#### [Input data]
--------------------------------
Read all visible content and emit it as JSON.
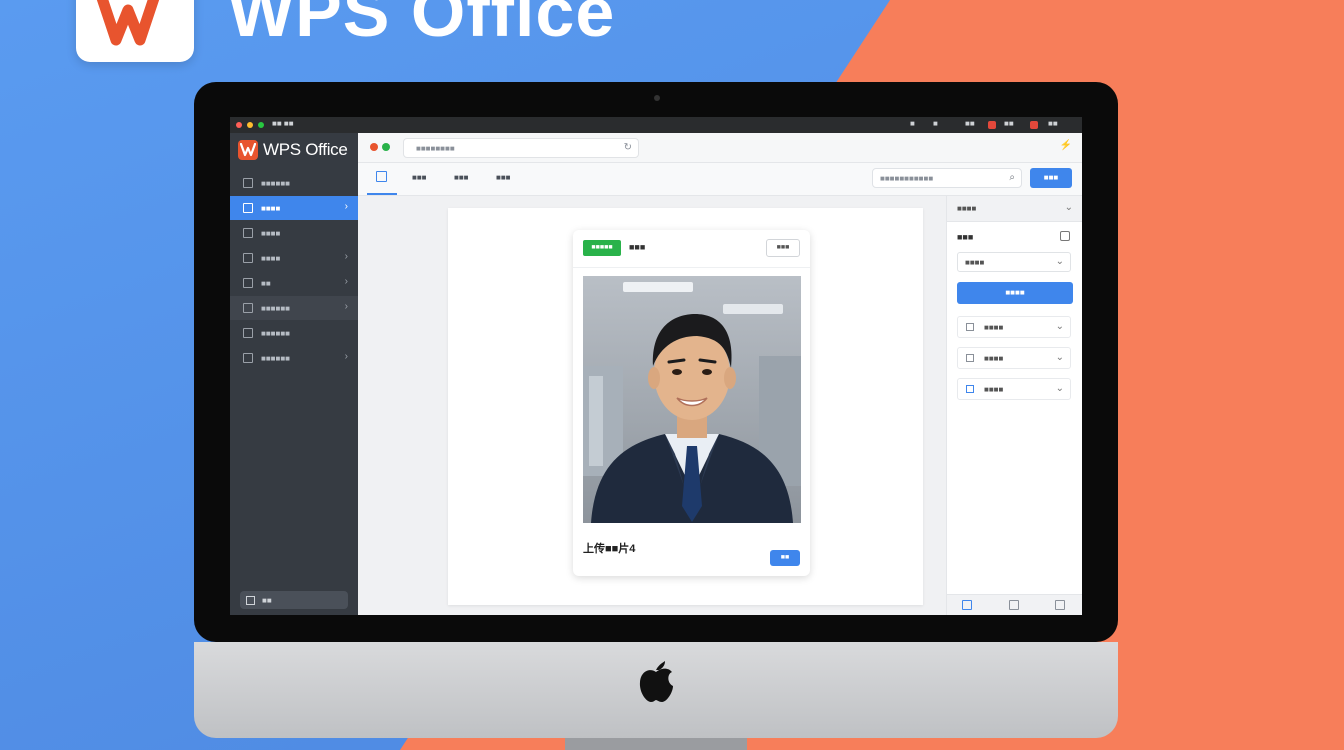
{
  "brand": {
    "title": "WPS Office"
  },
  "menubar": {
    "items": [
      "■■ ■■",
      "■",
      "■",
      "■■",
      "■■",
      "■■"
    ]
  },
  "sidebar": {
    "logo_text": "WPS Office",
    "items": [
      {
        "label": "■■■■■■",
        "icon": "grid-icon"
      },
      {
        "label": "■■■■",
        "icon": "template-icon"
      },
      {
        "label": "■■■■",
        "icon": "document-icon"
      },
      {
        "label": "■■■■",
        "icon": "chart-icon"
      },
      {
        "label": "■■",
        "icon": "table-icon"
      },
      {
        "label": "■■■■■■",
        "icon": "form-icon"
      },
      {
        "label": "■■■■■■",
        "icon": "list-icon"
      },
      {
        "label": "■■■■■■",
        "icon": "settings-icon"
      }
    ],
    "bottom_label": "■■"
  },
  "topbar": {
    "address": "■■■■■■■■",
    "refresh": "↻",
    "right_icon": "⚡"
  },
  "tabs": [
    {
      "label": "■■■"
    },
    {
      "label": "■■■"
    },
    {
      "label": "■■■"
    }
  ],
  "search": {
    "placeholder": "■■■■■■■■■■■",
    "icon": "⌕"
  },
  "toolbar": {
    "primary_label": "■■■"
  },
  "card": {
    "badge": "■■■■■",
    "title": "■■■",
    "button": "■■■",
    "upload_label": "上传■■片4",
    "ok_button": "■■"
  },
  "panel": {
    "header": "■■■■",
    "title": "■■■",
    "select_value": "■■■■",
    "primary_button": "■■■■",
    "rows": [
      {
        "label": "■■■■"
      },
      {
        "label": "■■■■"
      },
      {
        "label": "■■■■"
      }
    ]
  },
  "colors": {
    "accent": "#3f86ec",
    "brand": "#e8542e",
    "badge": "#29b24a",
    "sidebar": "#363b42"
  }
}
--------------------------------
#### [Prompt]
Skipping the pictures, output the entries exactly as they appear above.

#### [Written response]
Read all visible content and emit it as JSON.
{
  "brand": {
    "title": "WPS Office"
  },
  "menubar": {
    "items": [
      "■■ ■■",
      "■",
      "■",
      "■■",
      "■■",
      "■■"
    ]
  },
  "sidebar": {
    "logo_text": "WPS Office",
    "items": [
      {
        "label": "■■■■■■",
        "icon": "grid-icon"
      },
      {
        "label": "■■■■",
        "icon": "template-icon"
      },
      {
        "label": "■■■■",
        "icon": "document-icon"
      },
      {
        "label": "■■■■",
        "icon": "chart-icon"
      },
      {
        "label": "■■",
        "icon": "table-icon"
      },
      {
        "label": "■■■■■■",
        "icon": "form-icon"
      },
      {
        "label": "■■■■■■",
        "icon": "list-icon"
      },
      {
        "label": "■■■■■■",
        "icon": "settings-icon"
      }
    ],
    "bottom_label": "■■"
  },
  "topbar": {
    "address": "■■■■■■■■",
    "refresh": "↻",
    "right_icon": "⚡"
  },
  "tabs": [
    {
      "label": "■■■"
    },
    {
      "label": "■■■"
    },
    {
      "label": "■■■"
    }
  ],
  "search": {
    "placeholder": "■■■■■■■■■■■",
    "icon": "⌕"
  },
  "toolbar": {
    "primary_label": "■■■"
  },
  "card": {
    "badge": "■■■■■",
    "title": "■■■",
    "button": "■■■",
    "upload_label": "上传■■片4",
    "ok_button": "■■"
  },
  "panel": {
    "header": "■■■■",
    "title": "■■■",
    "select_value": "■■■■",
    "primary_button": "■■■■",
    "rows": [
      {
        "label": "■■■■"
      },
      {
        "label": "■■■■"
      },
      {
        "label": "■■■■"
      }
    ]
  },
  "colors": {
    "accent": "#3f86ec",
    "brand": "#e8542e",
    "badge": "#29b24a",
    "sidebar": "#363b42"
  }
}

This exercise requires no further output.